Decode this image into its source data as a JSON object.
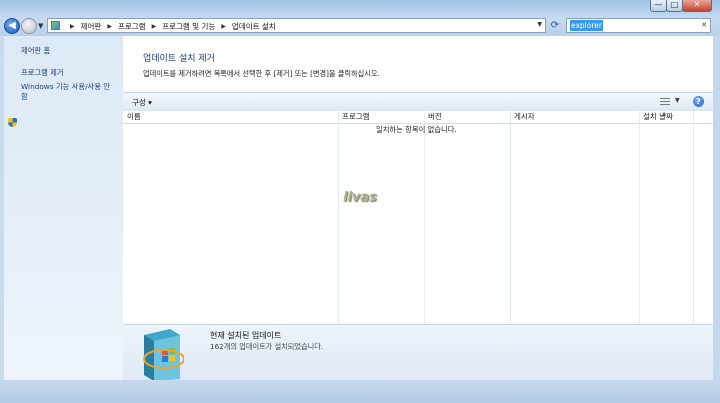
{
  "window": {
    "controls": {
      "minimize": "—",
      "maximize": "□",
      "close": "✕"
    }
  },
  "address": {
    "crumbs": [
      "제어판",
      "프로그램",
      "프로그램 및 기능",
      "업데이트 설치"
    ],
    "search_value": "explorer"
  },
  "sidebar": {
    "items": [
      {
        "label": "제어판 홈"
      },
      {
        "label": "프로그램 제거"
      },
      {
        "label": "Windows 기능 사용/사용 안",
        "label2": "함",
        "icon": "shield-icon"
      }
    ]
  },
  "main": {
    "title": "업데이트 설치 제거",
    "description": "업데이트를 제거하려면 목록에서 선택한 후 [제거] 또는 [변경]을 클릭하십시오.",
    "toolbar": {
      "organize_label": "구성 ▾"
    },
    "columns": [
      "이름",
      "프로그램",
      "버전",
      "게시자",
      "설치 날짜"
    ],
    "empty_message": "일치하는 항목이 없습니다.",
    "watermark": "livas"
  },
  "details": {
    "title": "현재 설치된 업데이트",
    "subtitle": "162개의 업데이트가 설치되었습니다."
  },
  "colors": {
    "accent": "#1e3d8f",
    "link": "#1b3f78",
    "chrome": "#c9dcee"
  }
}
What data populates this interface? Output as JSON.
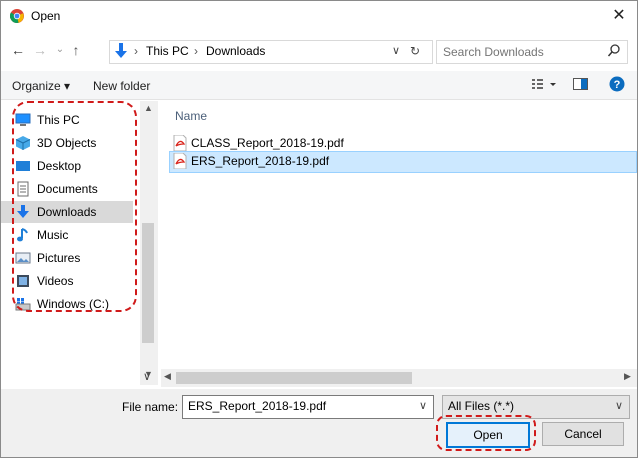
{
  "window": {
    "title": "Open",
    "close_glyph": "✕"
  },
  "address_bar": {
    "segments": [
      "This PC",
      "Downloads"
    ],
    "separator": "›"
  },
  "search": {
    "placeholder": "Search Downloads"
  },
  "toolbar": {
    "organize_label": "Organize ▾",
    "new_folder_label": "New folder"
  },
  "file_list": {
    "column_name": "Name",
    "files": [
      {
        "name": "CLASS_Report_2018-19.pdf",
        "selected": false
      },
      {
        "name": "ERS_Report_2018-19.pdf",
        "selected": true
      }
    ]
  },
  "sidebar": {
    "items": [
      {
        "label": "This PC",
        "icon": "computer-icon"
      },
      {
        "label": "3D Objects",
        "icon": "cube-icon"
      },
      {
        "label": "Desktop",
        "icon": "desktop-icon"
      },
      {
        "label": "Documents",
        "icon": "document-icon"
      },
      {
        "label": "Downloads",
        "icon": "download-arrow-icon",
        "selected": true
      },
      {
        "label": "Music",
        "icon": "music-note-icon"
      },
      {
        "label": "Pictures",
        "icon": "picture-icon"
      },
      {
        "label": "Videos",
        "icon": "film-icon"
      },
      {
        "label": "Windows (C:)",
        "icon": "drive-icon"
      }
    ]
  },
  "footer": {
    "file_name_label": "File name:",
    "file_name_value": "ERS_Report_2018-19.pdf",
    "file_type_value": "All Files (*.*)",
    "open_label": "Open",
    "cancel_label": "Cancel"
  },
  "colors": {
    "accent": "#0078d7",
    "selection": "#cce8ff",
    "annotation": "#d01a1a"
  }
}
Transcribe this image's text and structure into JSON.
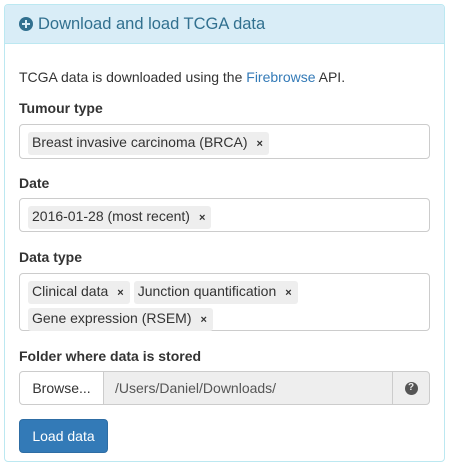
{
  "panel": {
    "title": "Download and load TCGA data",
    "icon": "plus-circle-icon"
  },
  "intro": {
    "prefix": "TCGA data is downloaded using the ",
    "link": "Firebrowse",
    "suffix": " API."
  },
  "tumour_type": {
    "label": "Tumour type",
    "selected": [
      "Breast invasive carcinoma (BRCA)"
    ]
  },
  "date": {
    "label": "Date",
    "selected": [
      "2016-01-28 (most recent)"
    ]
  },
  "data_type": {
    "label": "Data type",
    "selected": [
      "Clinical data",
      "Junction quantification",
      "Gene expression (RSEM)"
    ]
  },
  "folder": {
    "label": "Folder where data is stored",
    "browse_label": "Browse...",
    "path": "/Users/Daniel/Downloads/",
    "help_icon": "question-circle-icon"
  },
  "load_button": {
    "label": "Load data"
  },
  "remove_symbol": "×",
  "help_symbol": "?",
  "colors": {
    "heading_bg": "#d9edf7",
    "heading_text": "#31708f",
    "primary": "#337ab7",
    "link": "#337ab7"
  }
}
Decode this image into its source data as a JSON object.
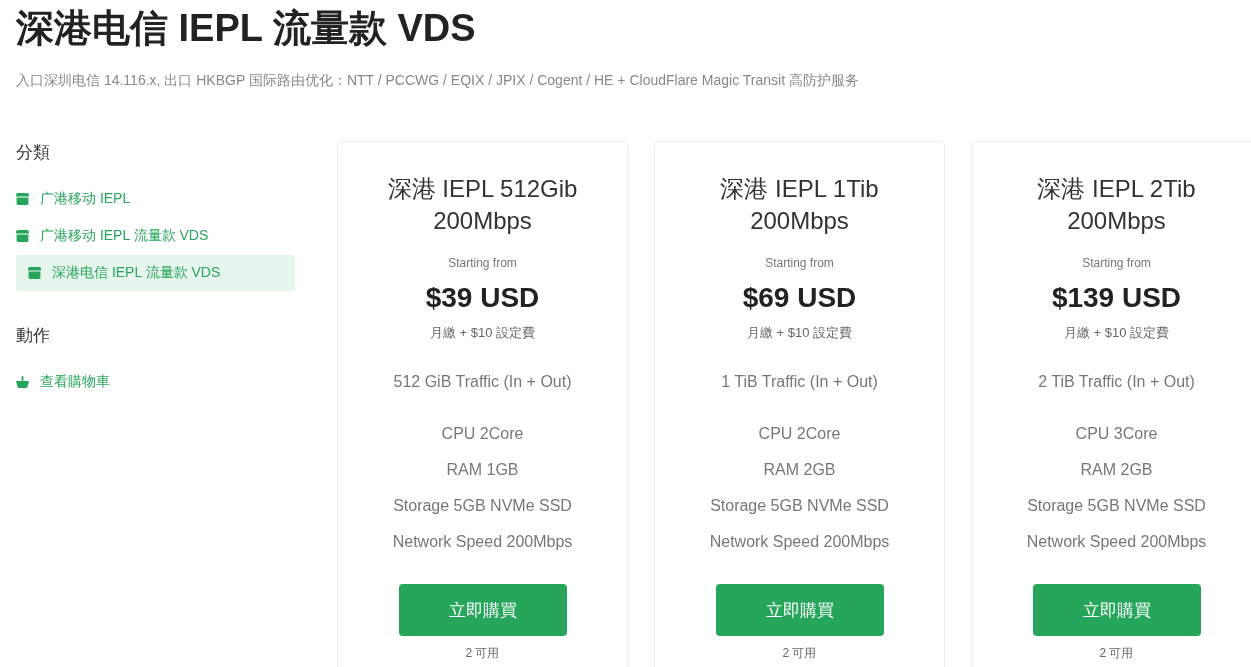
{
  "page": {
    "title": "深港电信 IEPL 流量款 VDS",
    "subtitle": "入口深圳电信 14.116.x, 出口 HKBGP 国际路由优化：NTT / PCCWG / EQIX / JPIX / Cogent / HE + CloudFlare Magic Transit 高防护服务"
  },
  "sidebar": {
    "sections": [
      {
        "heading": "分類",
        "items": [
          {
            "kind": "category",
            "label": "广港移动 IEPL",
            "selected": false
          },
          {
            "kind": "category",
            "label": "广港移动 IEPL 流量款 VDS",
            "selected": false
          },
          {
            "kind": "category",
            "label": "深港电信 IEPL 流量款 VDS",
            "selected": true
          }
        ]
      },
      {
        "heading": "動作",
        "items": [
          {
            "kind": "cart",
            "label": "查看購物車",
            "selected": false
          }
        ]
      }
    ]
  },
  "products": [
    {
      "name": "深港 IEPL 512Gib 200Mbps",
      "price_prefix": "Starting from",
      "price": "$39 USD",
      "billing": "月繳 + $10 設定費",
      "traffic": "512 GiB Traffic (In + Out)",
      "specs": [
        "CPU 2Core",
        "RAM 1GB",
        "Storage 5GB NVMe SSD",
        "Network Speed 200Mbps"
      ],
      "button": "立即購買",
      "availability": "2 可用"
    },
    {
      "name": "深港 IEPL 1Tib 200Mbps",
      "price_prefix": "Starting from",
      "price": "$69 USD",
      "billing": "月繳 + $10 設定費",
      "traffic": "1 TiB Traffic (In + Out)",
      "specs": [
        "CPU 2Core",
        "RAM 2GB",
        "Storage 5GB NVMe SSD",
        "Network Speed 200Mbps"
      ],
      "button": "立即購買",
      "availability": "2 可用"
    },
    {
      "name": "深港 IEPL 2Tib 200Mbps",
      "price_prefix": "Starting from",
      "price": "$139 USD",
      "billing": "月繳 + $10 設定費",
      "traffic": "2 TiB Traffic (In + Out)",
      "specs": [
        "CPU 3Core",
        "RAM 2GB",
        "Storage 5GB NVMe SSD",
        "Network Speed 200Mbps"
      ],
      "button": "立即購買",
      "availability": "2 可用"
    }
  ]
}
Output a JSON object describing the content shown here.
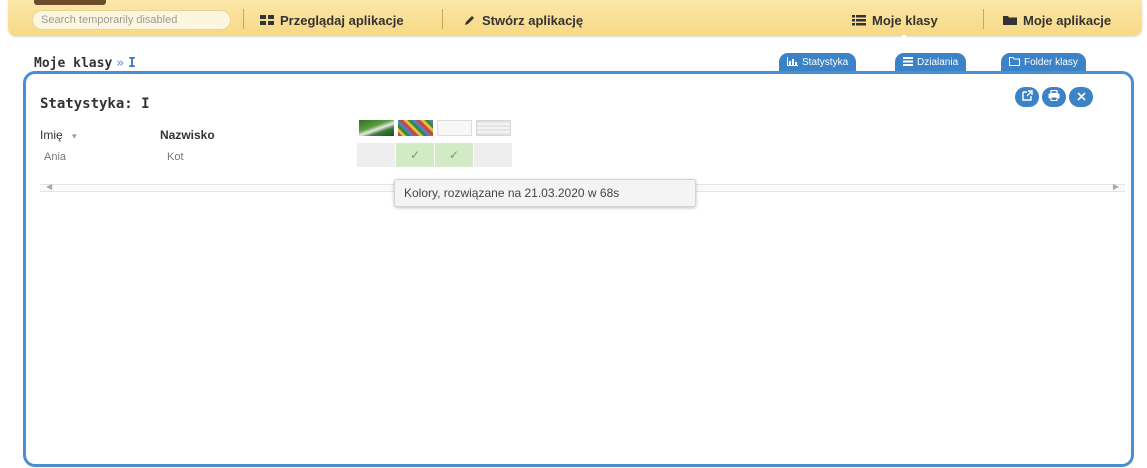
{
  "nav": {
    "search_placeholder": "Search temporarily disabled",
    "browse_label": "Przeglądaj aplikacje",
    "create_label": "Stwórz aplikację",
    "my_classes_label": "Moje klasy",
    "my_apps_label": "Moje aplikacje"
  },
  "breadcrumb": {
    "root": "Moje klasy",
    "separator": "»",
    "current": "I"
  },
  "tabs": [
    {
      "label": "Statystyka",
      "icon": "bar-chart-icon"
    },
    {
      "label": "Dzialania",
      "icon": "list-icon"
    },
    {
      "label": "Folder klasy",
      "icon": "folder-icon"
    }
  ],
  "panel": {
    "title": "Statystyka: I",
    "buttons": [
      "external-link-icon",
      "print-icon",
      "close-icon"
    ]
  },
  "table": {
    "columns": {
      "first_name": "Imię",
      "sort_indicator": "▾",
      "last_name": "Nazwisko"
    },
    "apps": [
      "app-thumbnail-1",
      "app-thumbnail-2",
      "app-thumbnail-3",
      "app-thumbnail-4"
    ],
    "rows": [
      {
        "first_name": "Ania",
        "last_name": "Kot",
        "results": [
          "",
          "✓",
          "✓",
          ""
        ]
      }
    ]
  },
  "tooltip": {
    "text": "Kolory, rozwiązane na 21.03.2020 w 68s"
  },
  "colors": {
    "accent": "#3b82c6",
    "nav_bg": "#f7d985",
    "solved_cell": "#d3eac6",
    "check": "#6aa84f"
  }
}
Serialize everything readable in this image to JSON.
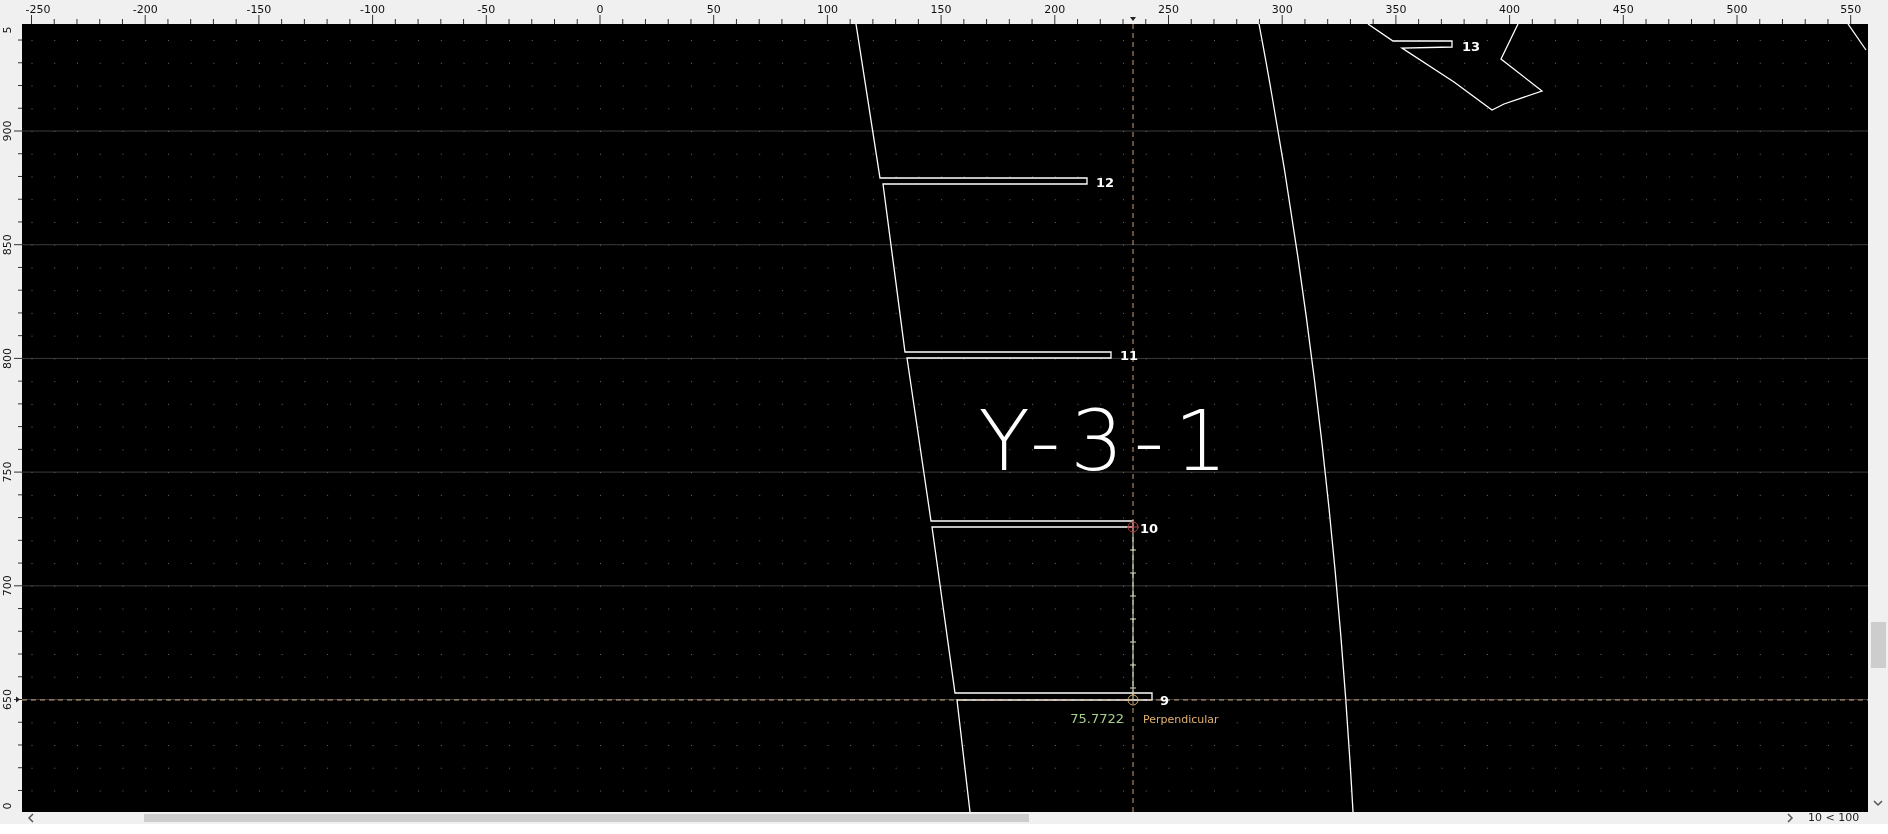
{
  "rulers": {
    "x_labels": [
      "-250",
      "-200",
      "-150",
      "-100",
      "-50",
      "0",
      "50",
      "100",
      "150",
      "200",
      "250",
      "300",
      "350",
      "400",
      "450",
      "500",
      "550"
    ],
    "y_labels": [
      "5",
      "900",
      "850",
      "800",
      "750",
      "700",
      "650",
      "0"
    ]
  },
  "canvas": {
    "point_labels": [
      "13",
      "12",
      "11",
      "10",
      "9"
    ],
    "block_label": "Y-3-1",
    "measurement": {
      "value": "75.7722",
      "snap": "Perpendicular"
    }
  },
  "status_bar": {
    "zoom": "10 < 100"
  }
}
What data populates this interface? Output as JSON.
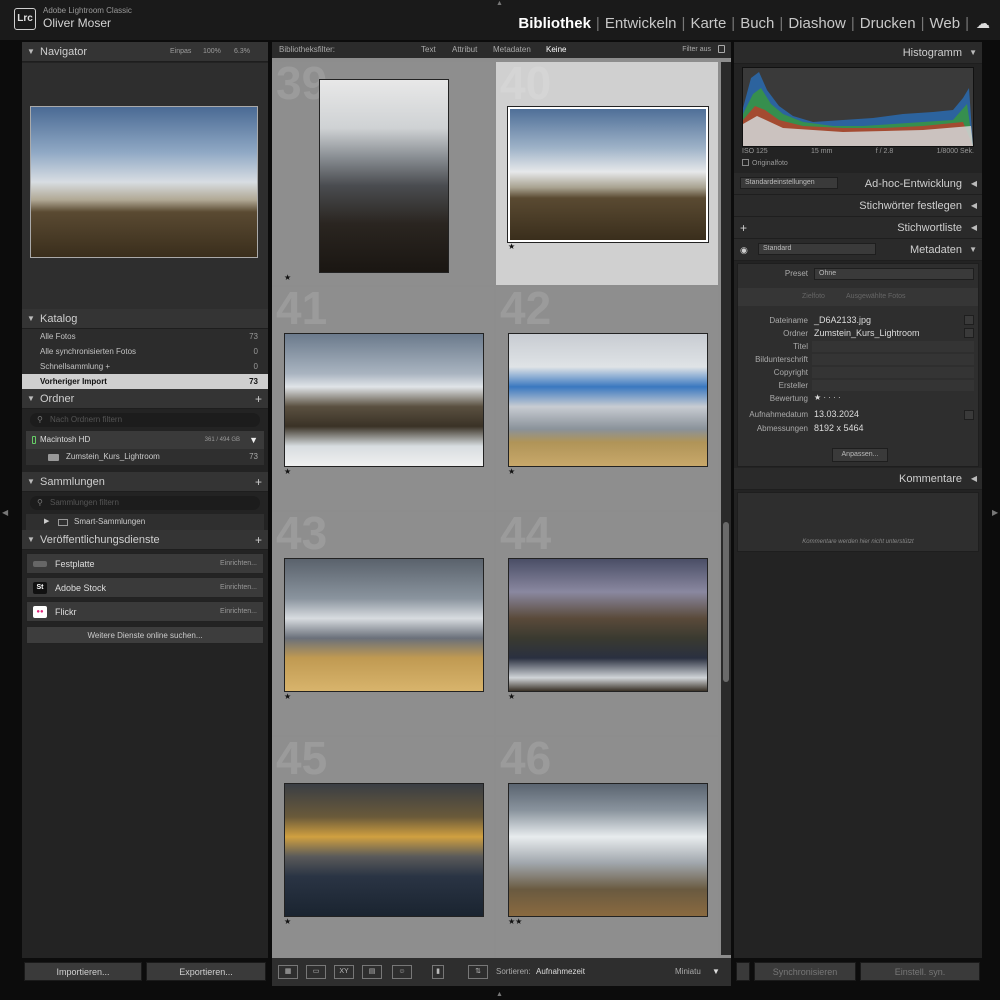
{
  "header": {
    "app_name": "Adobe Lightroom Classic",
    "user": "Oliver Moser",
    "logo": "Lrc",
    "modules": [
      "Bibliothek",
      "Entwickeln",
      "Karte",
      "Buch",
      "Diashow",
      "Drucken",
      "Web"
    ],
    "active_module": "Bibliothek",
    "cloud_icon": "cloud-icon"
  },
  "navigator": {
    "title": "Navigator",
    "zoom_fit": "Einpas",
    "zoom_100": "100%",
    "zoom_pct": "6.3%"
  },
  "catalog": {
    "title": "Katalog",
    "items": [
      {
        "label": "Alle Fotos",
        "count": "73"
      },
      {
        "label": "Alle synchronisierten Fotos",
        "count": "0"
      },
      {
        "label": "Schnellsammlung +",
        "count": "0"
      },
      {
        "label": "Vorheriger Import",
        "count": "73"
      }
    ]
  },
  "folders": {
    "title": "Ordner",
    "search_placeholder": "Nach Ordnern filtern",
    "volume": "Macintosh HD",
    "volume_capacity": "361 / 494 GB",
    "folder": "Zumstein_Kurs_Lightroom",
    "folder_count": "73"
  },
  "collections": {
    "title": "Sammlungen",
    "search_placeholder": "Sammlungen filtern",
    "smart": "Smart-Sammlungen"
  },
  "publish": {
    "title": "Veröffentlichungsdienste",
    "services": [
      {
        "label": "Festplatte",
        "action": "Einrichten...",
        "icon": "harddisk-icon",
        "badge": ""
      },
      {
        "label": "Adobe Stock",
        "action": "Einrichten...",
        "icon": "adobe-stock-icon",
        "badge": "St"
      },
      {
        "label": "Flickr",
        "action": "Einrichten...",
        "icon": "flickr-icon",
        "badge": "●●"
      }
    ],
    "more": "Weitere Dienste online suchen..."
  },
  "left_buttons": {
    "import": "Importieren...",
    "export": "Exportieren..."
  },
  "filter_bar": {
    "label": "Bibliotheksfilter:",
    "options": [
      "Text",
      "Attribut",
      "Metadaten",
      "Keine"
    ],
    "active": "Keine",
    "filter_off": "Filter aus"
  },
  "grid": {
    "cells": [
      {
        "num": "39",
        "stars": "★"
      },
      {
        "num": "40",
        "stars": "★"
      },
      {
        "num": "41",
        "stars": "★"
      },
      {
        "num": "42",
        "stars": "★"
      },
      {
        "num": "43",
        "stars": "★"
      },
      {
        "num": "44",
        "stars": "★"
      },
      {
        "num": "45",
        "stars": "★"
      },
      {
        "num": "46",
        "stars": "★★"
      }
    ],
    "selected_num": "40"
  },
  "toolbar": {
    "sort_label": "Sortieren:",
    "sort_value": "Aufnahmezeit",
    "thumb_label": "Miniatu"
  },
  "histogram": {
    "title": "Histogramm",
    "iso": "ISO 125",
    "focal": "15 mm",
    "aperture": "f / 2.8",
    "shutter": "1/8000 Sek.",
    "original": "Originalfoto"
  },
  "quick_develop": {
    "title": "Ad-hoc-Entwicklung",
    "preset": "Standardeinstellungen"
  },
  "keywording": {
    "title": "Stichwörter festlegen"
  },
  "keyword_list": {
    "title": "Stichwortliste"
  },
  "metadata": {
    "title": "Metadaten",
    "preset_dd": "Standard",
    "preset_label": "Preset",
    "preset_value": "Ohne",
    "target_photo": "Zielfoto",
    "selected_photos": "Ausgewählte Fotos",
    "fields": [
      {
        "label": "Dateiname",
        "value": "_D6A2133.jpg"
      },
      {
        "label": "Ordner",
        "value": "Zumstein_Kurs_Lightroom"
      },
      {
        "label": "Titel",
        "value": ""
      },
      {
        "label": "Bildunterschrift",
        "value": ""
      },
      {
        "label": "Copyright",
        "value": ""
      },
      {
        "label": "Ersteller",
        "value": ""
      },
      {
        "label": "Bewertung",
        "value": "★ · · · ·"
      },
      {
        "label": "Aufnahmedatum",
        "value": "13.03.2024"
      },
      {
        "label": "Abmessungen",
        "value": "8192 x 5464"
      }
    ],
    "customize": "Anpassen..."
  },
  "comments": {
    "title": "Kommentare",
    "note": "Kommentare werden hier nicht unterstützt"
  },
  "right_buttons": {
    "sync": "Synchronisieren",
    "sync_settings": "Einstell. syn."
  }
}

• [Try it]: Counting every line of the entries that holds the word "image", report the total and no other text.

• [Task output]: 4